Go over the lines below, and when one contains the word "快捷方式", copy it.

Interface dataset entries

↓↓↓

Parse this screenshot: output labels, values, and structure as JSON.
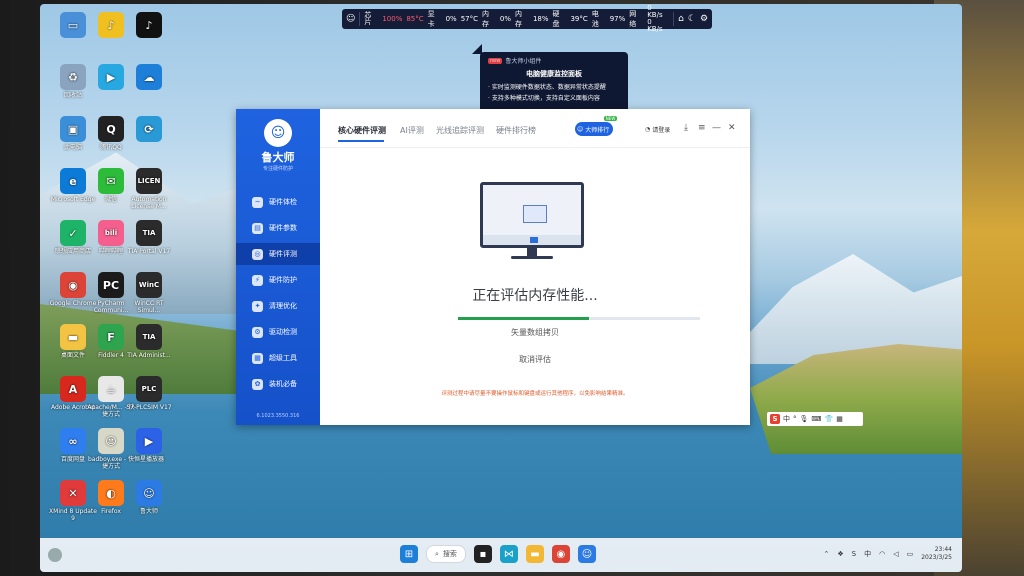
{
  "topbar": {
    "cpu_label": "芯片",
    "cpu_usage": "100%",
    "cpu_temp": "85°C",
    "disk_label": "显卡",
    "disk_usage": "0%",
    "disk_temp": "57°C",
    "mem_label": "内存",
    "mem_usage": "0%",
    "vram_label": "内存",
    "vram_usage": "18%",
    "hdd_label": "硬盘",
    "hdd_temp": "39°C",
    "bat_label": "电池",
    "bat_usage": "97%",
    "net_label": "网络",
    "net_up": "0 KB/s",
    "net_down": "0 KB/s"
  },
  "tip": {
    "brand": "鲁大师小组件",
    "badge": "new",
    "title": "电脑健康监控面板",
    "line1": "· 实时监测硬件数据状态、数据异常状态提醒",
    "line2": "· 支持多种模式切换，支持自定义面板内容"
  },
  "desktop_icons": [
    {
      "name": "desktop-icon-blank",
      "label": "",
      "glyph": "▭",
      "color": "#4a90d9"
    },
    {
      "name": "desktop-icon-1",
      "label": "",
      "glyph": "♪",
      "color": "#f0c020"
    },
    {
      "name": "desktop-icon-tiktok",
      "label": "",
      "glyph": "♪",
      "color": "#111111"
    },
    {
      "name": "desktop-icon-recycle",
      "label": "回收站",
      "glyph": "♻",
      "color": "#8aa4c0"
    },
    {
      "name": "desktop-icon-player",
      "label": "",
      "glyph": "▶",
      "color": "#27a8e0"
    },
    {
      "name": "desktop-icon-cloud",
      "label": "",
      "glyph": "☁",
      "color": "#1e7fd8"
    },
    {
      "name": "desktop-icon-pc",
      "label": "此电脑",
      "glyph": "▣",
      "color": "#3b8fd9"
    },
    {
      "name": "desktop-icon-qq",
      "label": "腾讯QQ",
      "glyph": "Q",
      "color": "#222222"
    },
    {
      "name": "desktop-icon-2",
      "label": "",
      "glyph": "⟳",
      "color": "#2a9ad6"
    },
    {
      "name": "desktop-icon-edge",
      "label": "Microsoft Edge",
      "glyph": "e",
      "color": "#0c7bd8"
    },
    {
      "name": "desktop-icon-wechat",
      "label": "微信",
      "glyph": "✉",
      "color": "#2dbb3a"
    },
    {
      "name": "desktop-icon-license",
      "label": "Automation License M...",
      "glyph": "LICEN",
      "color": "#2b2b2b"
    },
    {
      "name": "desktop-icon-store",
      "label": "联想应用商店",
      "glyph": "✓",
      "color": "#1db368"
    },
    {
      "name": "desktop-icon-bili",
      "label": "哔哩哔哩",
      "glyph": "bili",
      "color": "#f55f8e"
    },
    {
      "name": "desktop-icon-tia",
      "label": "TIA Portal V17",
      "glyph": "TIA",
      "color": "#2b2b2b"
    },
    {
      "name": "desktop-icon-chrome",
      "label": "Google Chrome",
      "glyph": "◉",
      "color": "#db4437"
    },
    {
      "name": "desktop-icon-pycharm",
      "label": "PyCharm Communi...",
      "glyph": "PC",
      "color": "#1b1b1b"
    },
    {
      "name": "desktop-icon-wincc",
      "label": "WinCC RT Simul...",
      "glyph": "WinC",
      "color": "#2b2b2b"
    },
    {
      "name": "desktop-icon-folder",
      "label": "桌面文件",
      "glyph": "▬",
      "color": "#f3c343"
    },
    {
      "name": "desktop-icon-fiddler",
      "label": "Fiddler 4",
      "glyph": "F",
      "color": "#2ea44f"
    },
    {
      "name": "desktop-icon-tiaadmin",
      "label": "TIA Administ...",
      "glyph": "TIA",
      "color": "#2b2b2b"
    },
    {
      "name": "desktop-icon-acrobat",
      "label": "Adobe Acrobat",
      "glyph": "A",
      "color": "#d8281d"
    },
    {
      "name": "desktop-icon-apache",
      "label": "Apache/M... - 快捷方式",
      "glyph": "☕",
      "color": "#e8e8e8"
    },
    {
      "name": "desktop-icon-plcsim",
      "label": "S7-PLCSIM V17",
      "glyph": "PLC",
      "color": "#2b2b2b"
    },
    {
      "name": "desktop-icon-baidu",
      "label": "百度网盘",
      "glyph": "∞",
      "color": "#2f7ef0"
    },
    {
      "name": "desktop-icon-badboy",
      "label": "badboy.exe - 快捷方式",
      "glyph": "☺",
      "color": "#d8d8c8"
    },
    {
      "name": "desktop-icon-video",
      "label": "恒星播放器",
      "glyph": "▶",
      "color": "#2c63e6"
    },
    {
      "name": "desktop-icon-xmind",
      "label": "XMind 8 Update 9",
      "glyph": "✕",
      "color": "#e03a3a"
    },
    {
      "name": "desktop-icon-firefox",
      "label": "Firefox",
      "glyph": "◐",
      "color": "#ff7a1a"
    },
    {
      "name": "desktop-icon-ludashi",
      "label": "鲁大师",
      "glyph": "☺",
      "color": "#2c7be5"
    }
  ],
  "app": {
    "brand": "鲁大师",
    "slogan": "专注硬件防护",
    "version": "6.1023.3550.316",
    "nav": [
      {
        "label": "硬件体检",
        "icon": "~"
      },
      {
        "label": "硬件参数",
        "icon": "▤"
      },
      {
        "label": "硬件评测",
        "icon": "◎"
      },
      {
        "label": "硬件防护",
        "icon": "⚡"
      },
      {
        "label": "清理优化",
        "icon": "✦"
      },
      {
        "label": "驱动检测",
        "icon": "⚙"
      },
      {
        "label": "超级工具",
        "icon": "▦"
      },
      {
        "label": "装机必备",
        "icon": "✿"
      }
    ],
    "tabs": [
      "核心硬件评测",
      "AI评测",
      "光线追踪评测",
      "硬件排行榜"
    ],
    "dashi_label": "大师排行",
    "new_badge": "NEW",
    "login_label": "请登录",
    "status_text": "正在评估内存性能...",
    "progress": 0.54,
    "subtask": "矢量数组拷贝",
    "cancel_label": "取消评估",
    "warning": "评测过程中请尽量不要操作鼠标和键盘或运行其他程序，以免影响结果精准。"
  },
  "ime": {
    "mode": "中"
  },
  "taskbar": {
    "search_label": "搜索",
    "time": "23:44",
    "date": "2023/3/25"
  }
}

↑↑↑
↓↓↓

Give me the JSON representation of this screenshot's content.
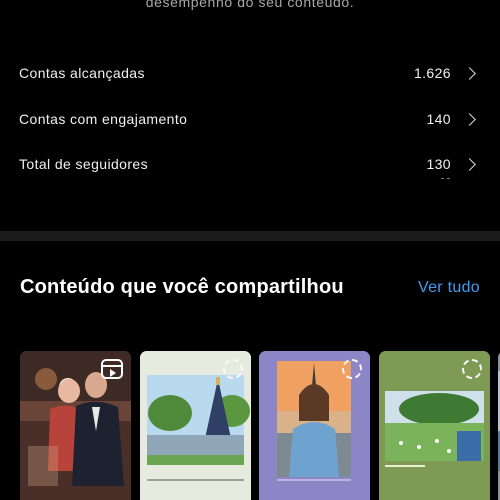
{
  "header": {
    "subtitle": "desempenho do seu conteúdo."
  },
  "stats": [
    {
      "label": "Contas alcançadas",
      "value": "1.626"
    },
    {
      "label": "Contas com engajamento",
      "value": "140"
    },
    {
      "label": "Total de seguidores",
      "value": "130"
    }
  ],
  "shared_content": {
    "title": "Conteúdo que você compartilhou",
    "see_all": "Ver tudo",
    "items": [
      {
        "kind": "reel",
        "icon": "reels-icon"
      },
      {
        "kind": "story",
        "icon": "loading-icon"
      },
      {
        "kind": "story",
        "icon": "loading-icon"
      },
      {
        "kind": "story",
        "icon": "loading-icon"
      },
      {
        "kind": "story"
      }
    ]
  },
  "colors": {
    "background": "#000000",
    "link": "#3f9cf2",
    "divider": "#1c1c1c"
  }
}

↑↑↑

**Solution**
      "label": "Apache/M... - 快捷方式",
      "label": "badboy.exe - 快捷方式",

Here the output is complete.